Task:
Report back every line in the data that includes the string "localhost".

Material for this task:
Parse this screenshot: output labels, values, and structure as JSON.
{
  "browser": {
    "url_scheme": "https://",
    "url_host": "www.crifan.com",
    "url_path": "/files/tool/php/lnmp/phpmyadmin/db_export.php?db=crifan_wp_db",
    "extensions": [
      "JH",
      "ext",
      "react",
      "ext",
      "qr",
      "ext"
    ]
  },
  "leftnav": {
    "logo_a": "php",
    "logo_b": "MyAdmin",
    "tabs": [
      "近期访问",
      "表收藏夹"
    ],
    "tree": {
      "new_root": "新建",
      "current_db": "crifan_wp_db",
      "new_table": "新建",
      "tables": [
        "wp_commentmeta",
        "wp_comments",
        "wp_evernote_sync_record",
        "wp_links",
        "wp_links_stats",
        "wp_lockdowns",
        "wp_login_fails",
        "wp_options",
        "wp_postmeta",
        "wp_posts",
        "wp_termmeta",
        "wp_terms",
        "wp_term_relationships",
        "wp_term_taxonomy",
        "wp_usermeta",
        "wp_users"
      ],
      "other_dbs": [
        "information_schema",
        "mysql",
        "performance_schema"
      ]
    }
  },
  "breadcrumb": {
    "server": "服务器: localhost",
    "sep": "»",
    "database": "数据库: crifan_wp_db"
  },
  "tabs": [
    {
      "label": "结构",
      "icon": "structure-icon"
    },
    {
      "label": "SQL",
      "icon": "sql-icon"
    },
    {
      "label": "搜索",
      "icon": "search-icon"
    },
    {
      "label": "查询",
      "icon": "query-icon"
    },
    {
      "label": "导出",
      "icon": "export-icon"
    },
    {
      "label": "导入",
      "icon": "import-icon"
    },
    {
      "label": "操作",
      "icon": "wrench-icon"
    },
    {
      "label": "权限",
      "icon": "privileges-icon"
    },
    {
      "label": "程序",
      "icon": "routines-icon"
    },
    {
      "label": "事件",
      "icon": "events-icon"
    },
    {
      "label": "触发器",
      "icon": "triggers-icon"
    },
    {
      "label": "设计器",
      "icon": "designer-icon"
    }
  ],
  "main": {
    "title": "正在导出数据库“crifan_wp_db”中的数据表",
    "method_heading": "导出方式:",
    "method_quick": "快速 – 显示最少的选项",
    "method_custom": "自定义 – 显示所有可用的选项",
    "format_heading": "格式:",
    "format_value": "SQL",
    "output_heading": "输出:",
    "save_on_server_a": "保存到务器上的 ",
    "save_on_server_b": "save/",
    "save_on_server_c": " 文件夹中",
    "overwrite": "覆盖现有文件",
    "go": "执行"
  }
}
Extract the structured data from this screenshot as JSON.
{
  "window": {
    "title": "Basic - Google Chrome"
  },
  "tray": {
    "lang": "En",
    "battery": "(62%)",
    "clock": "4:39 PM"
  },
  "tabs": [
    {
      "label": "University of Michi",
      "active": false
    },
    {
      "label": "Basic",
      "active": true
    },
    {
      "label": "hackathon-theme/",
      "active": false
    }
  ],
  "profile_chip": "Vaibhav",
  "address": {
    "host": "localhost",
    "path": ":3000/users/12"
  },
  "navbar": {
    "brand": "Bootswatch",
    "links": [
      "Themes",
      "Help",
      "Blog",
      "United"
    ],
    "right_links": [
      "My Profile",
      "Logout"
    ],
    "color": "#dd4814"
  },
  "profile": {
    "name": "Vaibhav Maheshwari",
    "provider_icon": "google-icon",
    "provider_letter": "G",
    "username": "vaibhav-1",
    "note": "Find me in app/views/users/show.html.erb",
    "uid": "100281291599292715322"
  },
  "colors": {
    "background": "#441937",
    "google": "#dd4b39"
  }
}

Task result:
    "server": "服务器: localhost",
    "host": "localhost",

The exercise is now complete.